Exercise »
Search each line below for the word "Ambient" and list those that contain it.

____ Provided records

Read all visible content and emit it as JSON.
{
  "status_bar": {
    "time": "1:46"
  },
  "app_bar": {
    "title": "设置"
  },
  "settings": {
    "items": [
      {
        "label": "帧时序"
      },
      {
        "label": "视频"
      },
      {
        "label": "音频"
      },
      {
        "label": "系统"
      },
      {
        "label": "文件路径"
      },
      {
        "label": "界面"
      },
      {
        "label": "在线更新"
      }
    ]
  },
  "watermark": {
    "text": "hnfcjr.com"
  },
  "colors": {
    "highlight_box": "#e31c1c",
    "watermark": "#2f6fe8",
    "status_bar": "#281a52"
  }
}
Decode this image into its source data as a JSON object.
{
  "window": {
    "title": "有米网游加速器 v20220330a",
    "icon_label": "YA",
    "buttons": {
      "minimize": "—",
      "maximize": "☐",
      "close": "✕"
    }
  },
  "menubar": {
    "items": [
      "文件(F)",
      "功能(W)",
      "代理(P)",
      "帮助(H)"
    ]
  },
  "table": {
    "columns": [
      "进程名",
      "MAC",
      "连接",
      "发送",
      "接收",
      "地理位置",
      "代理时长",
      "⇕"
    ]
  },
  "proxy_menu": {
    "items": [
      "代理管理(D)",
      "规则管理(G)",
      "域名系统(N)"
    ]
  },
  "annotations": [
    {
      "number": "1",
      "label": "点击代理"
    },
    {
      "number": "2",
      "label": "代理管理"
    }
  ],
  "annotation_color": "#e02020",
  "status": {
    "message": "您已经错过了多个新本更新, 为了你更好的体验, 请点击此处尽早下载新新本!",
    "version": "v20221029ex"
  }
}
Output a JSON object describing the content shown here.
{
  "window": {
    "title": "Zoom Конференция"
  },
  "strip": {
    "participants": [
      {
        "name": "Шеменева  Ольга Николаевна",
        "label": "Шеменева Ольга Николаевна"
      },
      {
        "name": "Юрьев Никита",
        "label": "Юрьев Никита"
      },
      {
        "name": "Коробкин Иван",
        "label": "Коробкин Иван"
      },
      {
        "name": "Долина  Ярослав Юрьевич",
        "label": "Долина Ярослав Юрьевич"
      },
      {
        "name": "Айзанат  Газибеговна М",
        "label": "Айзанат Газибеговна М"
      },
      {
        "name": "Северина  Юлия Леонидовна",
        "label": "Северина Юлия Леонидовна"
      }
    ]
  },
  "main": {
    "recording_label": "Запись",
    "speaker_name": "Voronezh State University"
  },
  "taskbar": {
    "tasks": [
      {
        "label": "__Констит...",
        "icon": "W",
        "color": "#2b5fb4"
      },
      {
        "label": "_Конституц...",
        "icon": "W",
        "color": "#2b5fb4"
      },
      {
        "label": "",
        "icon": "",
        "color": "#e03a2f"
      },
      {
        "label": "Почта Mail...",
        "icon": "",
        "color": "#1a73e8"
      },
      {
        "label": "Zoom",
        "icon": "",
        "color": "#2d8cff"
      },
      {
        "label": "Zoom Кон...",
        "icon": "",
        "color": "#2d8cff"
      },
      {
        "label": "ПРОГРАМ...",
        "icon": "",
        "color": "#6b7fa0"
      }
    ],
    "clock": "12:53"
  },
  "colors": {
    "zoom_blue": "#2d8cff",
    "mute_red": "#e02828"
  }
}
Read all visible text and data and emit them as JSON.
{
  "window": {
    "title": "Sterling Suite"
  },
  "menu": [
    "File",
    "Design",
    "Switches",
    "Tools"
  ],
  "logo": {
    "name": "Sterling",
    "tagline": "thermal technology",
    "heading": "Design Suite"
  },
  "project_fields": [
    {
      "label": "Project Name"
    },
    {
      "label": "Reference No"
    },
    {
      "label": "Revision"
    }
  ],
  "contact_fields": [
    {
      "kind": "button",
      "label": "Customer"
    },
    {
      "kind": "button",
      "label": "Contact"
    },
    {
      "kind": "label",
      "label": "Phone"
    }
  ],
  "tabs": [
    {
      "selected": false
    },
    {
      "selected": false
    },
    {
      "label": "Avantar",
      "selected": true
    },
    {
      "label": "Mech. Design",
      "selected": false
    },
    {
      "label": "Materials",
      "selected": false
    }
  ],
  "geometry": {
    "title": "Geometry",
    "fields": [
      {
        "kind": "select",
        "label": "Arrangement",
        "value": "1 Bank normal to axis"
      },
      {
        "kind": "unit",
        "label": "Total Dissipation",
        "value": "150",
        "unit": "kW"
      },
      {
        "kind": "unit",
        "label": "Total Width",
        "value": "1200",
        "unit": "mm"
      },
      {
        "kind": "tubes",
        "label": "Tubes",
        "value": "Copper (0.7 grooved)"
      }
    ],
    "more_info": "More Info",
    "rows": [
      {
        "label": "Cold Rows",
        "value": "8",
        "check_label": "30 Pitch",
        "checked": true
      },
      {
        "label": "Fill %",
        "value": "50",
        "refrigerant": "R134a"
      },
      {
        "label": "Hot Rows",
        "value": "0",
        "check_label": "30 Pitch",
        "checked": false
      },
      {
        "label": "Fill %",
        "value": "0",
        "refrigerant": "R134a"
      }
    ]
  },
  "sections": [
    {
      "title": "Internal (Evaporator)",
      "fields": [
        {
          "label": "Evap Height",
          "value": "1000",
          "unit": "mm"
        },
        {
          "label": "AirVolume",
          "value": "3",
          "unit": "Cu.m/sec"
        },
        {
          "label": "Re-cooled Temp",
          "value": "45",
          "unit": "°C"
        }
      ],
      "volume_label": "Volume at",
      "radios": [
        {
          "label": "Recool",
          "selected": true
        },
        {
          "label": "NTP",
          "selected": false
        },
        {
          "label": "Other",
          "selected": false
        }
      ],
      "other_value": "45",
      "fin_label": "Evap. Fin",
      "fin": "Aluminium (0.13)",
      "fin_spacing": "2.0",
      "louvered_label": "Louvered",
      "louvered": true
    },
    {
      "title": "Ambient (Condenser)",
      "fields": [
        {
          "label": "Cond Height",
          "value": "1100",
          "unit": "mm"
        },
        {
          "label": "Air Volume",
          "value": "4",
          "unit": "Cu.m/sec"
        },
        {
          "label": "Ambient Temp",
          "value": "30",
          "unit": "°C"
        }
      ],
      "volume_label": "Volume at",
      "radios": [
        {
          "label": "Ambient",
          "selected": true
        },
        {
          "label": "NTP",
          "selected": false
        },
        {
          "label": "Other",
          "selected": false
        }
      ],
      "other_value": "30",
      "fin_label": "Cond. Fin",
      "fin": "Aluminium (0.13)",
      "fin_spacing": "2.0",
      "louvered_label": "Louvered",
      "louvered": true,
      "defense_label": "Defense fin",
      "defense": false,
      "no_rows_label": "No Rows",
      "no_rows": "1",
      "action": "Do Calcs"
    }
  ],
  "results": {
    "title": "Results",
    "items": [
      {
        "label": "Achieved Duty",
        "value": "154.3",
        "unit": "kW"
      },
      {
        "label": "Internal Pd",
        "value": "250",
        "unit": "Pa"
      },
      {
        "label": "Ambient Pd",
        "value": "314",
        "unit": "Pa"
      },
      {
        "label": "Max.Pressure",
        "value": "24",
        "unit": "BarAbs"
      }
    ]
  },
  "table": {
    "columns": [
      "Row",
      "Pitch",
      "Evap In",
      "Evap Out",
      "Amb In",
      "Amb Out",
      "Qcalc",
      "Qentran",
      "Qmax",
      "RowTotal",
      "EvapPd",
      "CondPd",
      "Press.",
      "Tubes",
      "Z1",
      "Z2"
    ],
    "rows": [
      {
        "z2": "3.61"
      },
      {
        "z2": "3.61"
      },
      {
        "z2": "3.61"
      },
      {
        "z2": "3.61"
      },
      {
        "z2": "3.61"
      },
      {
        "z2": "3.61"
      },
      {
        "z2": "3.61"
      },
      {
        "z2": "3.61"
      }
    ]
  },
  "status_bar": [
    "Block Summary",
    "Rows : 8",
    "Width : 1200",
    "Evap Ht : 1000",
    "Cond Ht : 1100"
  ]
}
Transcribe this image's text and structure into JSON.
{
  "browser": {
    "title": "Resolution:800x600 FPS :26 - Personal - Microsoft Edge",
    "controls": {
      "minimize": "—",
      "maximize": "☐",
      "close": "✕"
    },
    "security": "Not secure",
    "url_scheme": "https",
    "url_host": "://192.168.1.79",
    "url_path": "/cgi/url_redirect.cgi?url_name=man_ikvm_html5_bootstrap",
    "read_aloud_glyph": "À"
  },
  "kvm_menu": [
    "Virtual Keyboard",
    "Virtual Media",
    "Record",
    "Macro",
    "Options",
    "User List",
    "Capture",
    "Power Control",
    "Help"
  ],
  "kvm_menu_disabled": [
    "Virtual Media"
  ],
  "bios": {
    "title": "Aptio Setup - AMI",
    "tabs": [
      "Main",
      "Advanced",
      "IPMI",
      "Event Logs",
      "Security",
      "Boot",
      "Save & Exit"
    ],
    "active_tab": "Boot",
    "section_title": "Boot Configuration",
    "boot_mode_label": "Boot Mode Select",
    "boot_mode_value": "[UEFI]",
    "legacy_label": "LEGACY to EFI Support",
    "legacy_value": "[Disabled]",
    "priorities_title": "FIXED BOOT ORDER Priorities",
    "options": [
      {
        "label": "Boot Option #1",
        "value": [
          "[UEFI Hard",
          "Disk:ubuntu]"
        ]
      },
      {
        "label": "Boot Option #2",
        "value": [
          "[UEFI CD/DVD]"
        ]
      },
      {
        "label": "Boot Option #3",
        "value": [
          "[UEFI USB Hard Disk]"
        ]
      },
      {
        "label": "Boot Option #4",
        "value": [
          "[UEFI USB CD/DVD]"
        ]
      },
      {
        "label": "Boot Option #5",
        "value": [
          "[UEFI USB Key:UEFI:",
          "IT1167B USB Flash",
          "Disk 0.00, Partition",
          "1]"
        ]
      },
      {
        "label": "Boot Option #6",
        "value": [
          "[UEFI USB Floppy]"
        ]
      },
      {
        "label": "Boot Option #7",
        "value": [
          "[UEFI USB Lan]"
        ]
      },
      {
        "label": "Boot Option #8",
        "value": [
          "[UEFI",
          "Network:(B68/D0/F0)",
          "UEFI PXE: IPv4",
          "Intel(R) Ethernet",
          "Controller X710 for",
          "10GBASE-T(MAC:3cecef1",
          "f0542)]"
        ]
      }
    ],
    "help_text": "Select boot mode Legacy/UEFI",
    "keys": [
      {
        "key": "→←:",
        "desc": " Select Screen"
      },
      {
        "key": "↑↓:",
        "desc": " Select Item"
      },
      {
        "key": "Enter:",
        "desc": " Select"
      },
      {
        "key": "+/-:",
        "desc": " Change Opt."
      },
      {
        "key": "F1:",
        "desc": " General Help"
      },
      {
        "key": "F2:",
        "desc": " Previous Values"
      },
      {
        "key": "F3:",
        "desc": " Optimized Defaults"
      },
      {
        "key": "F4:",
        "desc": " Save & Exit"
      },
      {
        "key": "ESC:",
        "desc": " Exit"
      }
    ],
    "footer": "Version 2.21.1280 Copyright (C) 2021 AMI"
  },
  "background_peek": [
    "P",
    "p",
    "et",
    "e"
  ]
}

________

Output for this exercise »
      "title": "Ambient (Condenser)",
          "label": "Ambient Temp",
          "label": "Ambient",
        "label": "Ambient Pd",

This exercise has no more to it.